The same was true for his father. Andrew was allowed to fight in the Falklands but Charles, if he had adopted an assumed name and tried to go, would probably have got no further than the airport. One can safely assume that he must have cursed his fate, because there could have been no sharper reminder that he was its prisoner. He has learned to live with such disappointments, and his capacity to do that will make him a good king one day. One of the things I want to do in this series is ask whether, in this new era of perpetual alteration, it might not be wiser to cherish those institutions that work. I believe that the royal family is one that does, but at a harsh price for those born into it. They are bound by duties they didn’t choose, whereas the rest of us choose ours. For just a little while, young Harry chose his. Should he have gone to Afghanistan? Now that he’s back safely it’s easy to say yes. If things had turned out otherwise, saying yes would have been a lot harder. But he knew that things might have turned out otherwise, and he went anyway. He might have written a five-act history play instead, but Britain has other people who can do that, or at any rate it used to.

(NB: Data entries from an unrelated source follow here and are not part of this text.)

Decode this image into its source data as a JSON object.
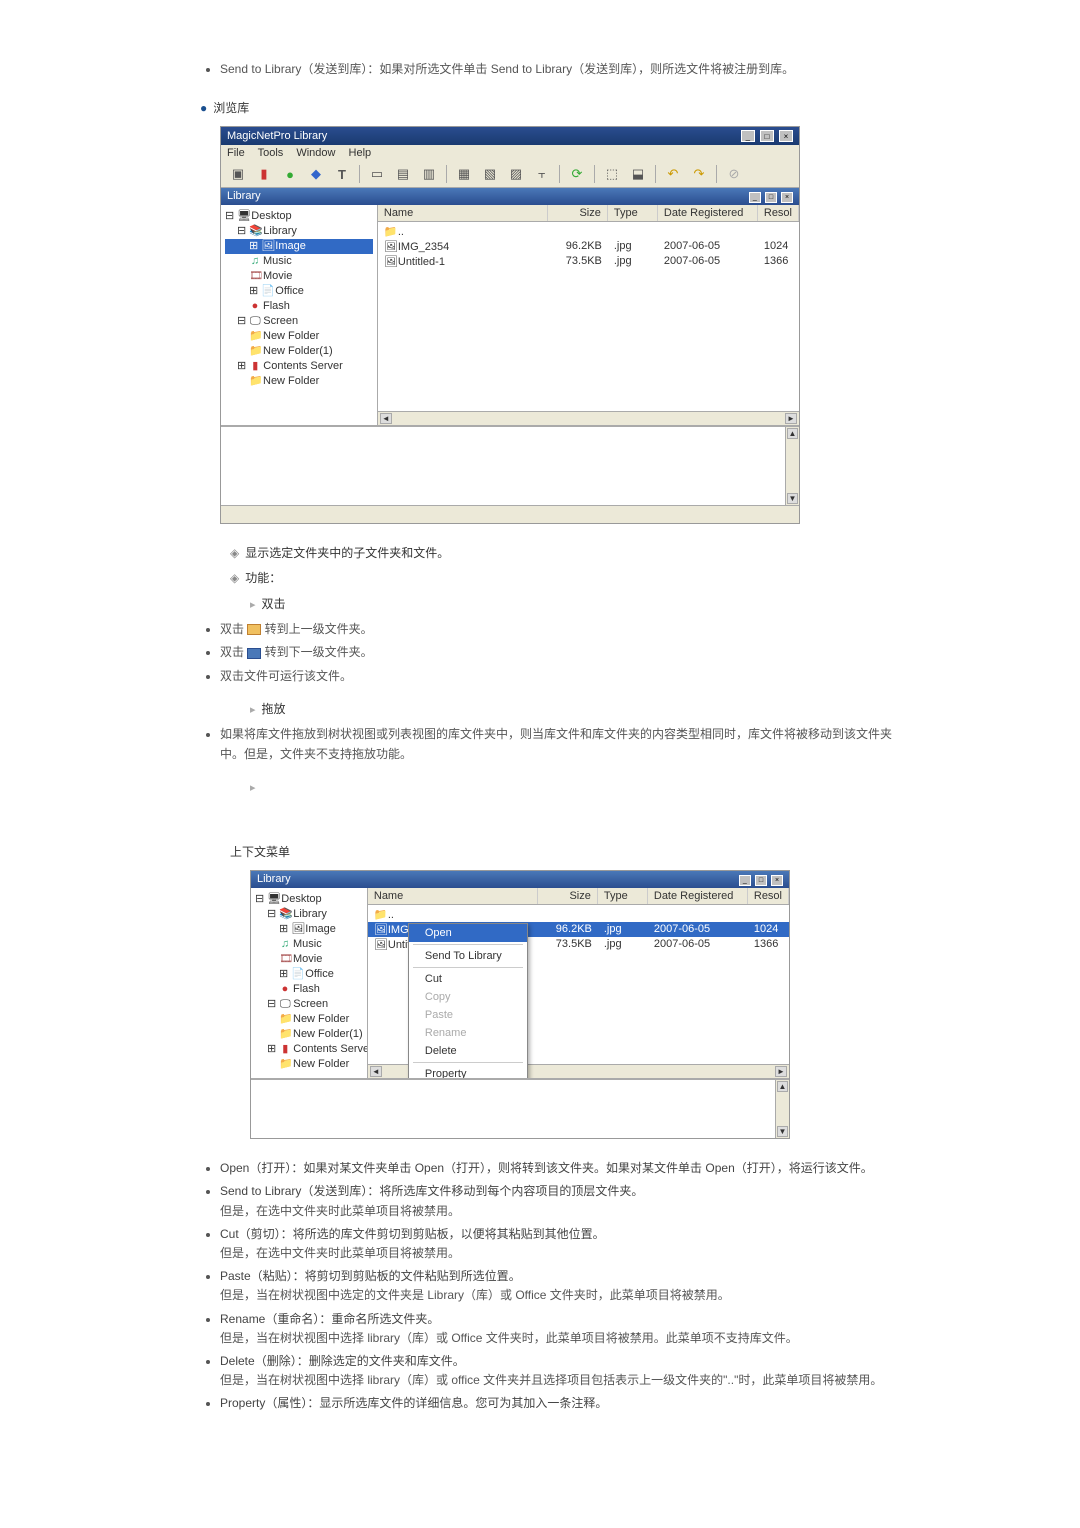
{
  "intro": {
    "send_to_library": "Send to Library（发送到库）：如果对所选文件单击 Send to Library（发送到库），则所选文件将被注册到库。"
  },
  "browse_heading": "浏览库",
  "window1": {
    "title": "MagicNetPro Library",
    "menus": [
      "File",
      "Tools",
      "Window",
      "Help"
    ],
    "panel_title": "Library",
    "tree": {
      "root": "Desktop",
      "n1": "Library",
      "n2_sel": "Image",
      "n3": "Music",
      "n4": "Movie",
      "n5": "Office",
      "n6": "Flash",
      "n7": "Screen",
      "n8": "New Folder",
      "n9": "New Folder(1)",
      "n10": "Contents Server",
      "n11": "New Folder"
    },
    "cols": {
      "name": "Name",
      "size": "Size",
      "type": "Type",
      "date": "Date Registered",
      "res": "Resol"
    },
    "rows": [
      {
        "name": "..",
        "size": "",
        "type": "",
        "date": "",
        "res": ""
      },
      {
        "name": "IMG_2354",
        "size": "96.2KB",
        "type": ".jpg",
        "date": "2007-06-05",
        "res": "1024"
      },
      {
        "name": "Untitled-1",
        "size": "73.5KB",
        "type": ".jpg",
        "date": "2007-06-05",
        "res": "1366"
      }
    ]
  },
  "notes": {
    "n1": "显示选定文件夹中的子文件夹和文件。",
    "n2": "功能：",
    "dclick": "双击",
    "dclick_b1_pre": "双击 ",
    "dclick_b1_post": " 转到上一级文件夹。",
    "dclick_b2_pre": "双击 ",
    "dclick_b2_post": " 转到下一级文件夹。",
    "dclick_b3": "双击文件可运行该文件。",
    "drag": "拖放",
    "drag_b1": "如果将库文件拖放到树状视图或列表视图的库文件夹中，则当库文件和库文件夹的内容类型相同时，库文件将被移动到该文件夹中。但是，文件夹不支持拖放功能。"
  },
  "context_heading": "上下文菜单",
  "window2": {
    "panel_title": "Library",
    "menu": {
      "open": "Open",
      "send": "Send To Library",
      "cut": "Cut",
      "copy": "Copy",
      "paste": "Paste",
      "rename": "Rename",
      "delete": "Delete",
      "property": "Property"
    }
  },
  "context_items": {
    "open": "Open（打开）：如果对某文件夹单击 Open（打开），则将转到该文件夹。如果对某文件单击 Open（打开），将运行该文件。",
    "send": "Send to Library（发送到库）：将所选库文件移动到每个内容项目的顶层文件夹。",
    "send_note": "但是，在选中文件夹时此菜单项目将被禁用。",
    "cut": "Cut（剪切）：将所选的库文件剪切到剪贴板，以便将其粘贴到其他位置。",
    "cut_note": "但是，在选中文件夹时此菜单项目将被禁用。",
    "paste": "Paste（粘贴）：将剪切到剪贴板的文件粘贴到所选位置。",
    "paste_note": "但是，当在树状视图中选定的文件夹是 Library（库）或 Office 文件夹时，此菜单项目将被禁用。",
    "rename": "Rename（重命名）：重命名所选文件夹。",
    "rename_note": "但是，当在树状视图中选择 library（库）或 Office 文件夹时，此菜单项目将被禁用。此菜单项不支持库文件。",
    "delete": "Delete（删除）：删除选定的文件夹和库文件。",
    "delete_note": "但是，当在树状视图中选择 library（库）或 office 文件夹并且选择项目包括表示上一级文件夹的\"..\"时，此菜单项目将被禁用。",
    "property": "Property（属性）：显示所选库文件的详细信息。您可为其加入一条注释。"
  }
}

If the future King George VI had been heir to the throne, he would not have been allowed to go to the Battle of Jutland, where he was mentioned in despatches as a turret officer. Instead, his brother Edward was heir, and was never allowed near a battle. So the most intense experience of Edward’s life was Mrs Wallis Simpson, whose occasional bouts of cold anger must have been quite frightening, but were scarcely a matter of life and death. King George VI knew what a matter of life and death was. The same applies to the current Duke of Edinburgh, who was at the Battle of Matapan, where he, too, was mentioned in despatches. Thinkers who would like us to dispense with monarchy can get upset with anyone who talks about the royal family as if they were real people, subject to experience that matters to them and might help form their judgement. But they are real people, no matter how unreal their circumstances; and that being so, it is unwise to treat them like living gods. In my own view, Prince Charles should have been allowed to see combat. It was a deprivation for him, not to be allowed to risk his life. The sum of such deprivations can lead whole nations astray. Emperor Hirohito, in his younger days, wanted to dress as well as the aforementioned Edward, Prince of Wales, whom he had met; but the Emperor was too holy for his tailor to touch him, so his clothes never fitted.

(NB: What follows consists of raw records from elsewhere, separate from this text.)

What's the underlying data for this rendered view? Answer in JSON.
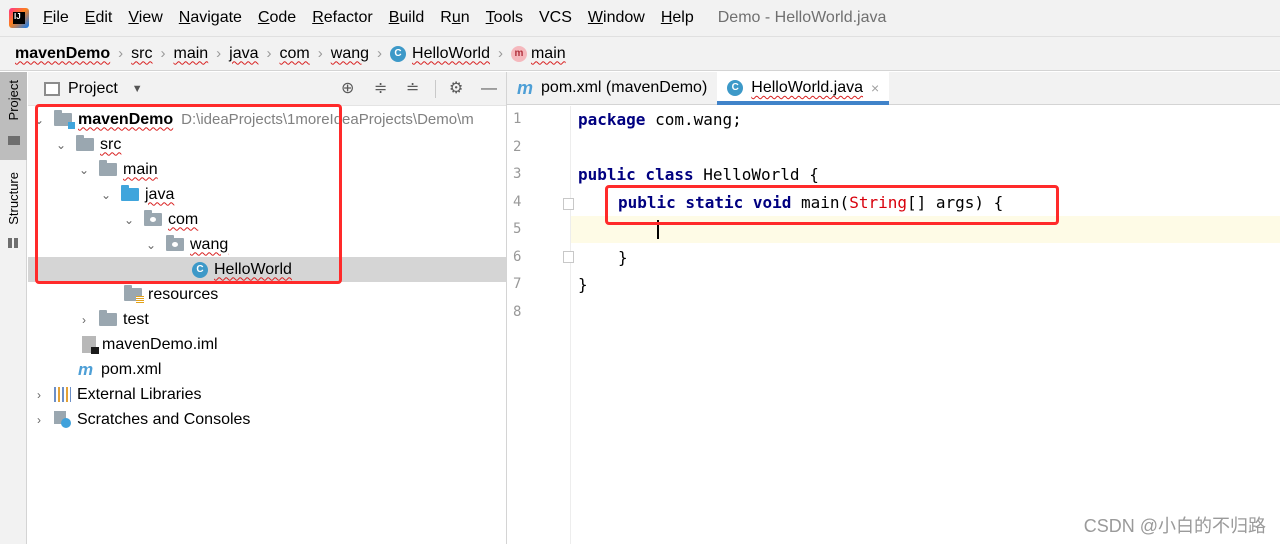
{
  "menubar": {
    "logo_text": "IJ",
    "items": [
      {
        "label": "File",
        "mnemonic": "F",
        "rest": "ile"
      },
      {
        "label": "Edit",
        "mnemonic": "E",
        "rest": "dit"
      },
      {
        "label": "View",
        "mnemonic": "V",
        "rest": "iew"
      },
      {
        "label": "Navigate",
        "mnemonic": "N",
        "rest": "avigate"
      },
      {
        "label": "Code",
        "mnemonic": "C",
        "rest": "ode"
      },
      {
        "label": "Refactor",
        "mnemonic": "R",
        "rest": "efactor"
      },
      {
        "label": "Build",
        "mnemonic": "B",
        "rest": "uild"
      },
      {
        "label": "Run",
        "mnemonic": "u",
        "pre": "R",
        "rest": "n"
      },
      {
        "label": "Tools",
        "mnemonic": "T",
        "rest": "ools"
      },
      {
        "label": "VCS",
        "mnemonic": "",
        "rest": "VCS"
      },
      {
        "label": "Window",
        "mnemonic": "W",
        "rest": "indow"
      },
      {
        "label": "Help",
        "mnemonic": "H",
        "rest": "elp"
      }
    ],
    "window_title": "Demo - HelloWorld.java"
  },
  "breadcrumb": {
    "items": [
      "mavenDemo",
      "src",
      "main",
      "java",
      "com",
      "wang",
      "HelloWorld",
      "main"
    ],
    "class_icon": "C",
    "method_icon": "m"
  },
  "stripe": {
    "project_label": "Project",
    "structure_label": "Structure"
  },
  "project_panel": {
    "title": "Project",
    "tools": [
      "locate-icon",
      "expand-all-icon",
      "collapse-all-icon",
      "gear-icon",
      "minimize-icon"
    ],
    "tree": [
      {
        "name": "mavenDemo",
        "path": "D:\\ideaProjects\\1moreIdeaProjects\\Demo\\m"
      },
      {
        "name": "src"
      },
      {
        "name": "main"
      },
      {
        "name": "java"
      },
      {
        "name": "com"
      },
      {
        "name": "wang"
      },
      {
        "name": "HelloWorld",
        "icon": "C",
        "selected": true
      },
      {
        "name": "resources"
      },
      {
        "name": "test"
      },
      {
        "name": "mavenDemo.iml"
      },
      {
        "name": "pom.xml",
        "icon": "m"
      },
      {
        "name": "External Libraries"
      },
      {
        "name": "Scratches and Consoles"
      }
    ]
  },
  "editor": {
    "tabs": [
      {
        "label": "pom.xml (mavenDemo)",
        "icon": "m",
        "active": false
      },
      {
        "label": "HelloWorld.java",
        "icon": "C",
        "active": true,
        "close": "×"
      }
    ],
    "line_numbers": [
      "1",
      "2",
      "3",
      "4",
      "5",
      "6",
      "7",
      "8"
    ],
    "code": {
      "l1_kw": "package",
      "l1_rest": " com.wang;",
      "l3_kw": "public class",
      "l3_rest": " HelloWorld {",
      "l4_kw": "public static void",
      "l4_mid": " main(",
      "l4_type": "String",
      "l4_rest": "[] args) {",
      "l6": "}",
      "l7": "}"
    },
    "current_line": 5
  },
  "watermark": "CSDN @小白的不归路",
  "colors": {
    "accent_tab": "#4083c9",
    "annotation_red": "#ff2a2a",
    "keyword": "#000080",
    "type_ref": "#d8000c"
  }
}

Put enough reverential nonsense like that together and you get a man whose inability to cope with reality was instrumental in both initiating and prolonging a war that cost millions of lives. Even in a constitutional monarchy, what the monarch knows of life is bound to matter, if only because, contrary to the fond belief of the theorists, a monarchy is our reality. Those who dream of abolishing the system may fancy themselves to be realists, but in fact they are romantics. Or else they are hankering for America — where they would soon find that the presidential system has all the drawbacks of a royal house with none of the advantages. It’s notable that the more determined critics of the British monarchy are often keen to insist that King George VI and Queen Elizabeth either tried to leave London during the Blitz or else actually did, leaving lookalikes behind. This fantasy can sometimes be heard at dinner tables in Australia, where there is a widespread belief among the intelligentsia that the constitutional connection with Britain serves only to delay Australia’s graduating to the status of ‘mature nation’. But mature nations are careful to tell the truth about their heritage.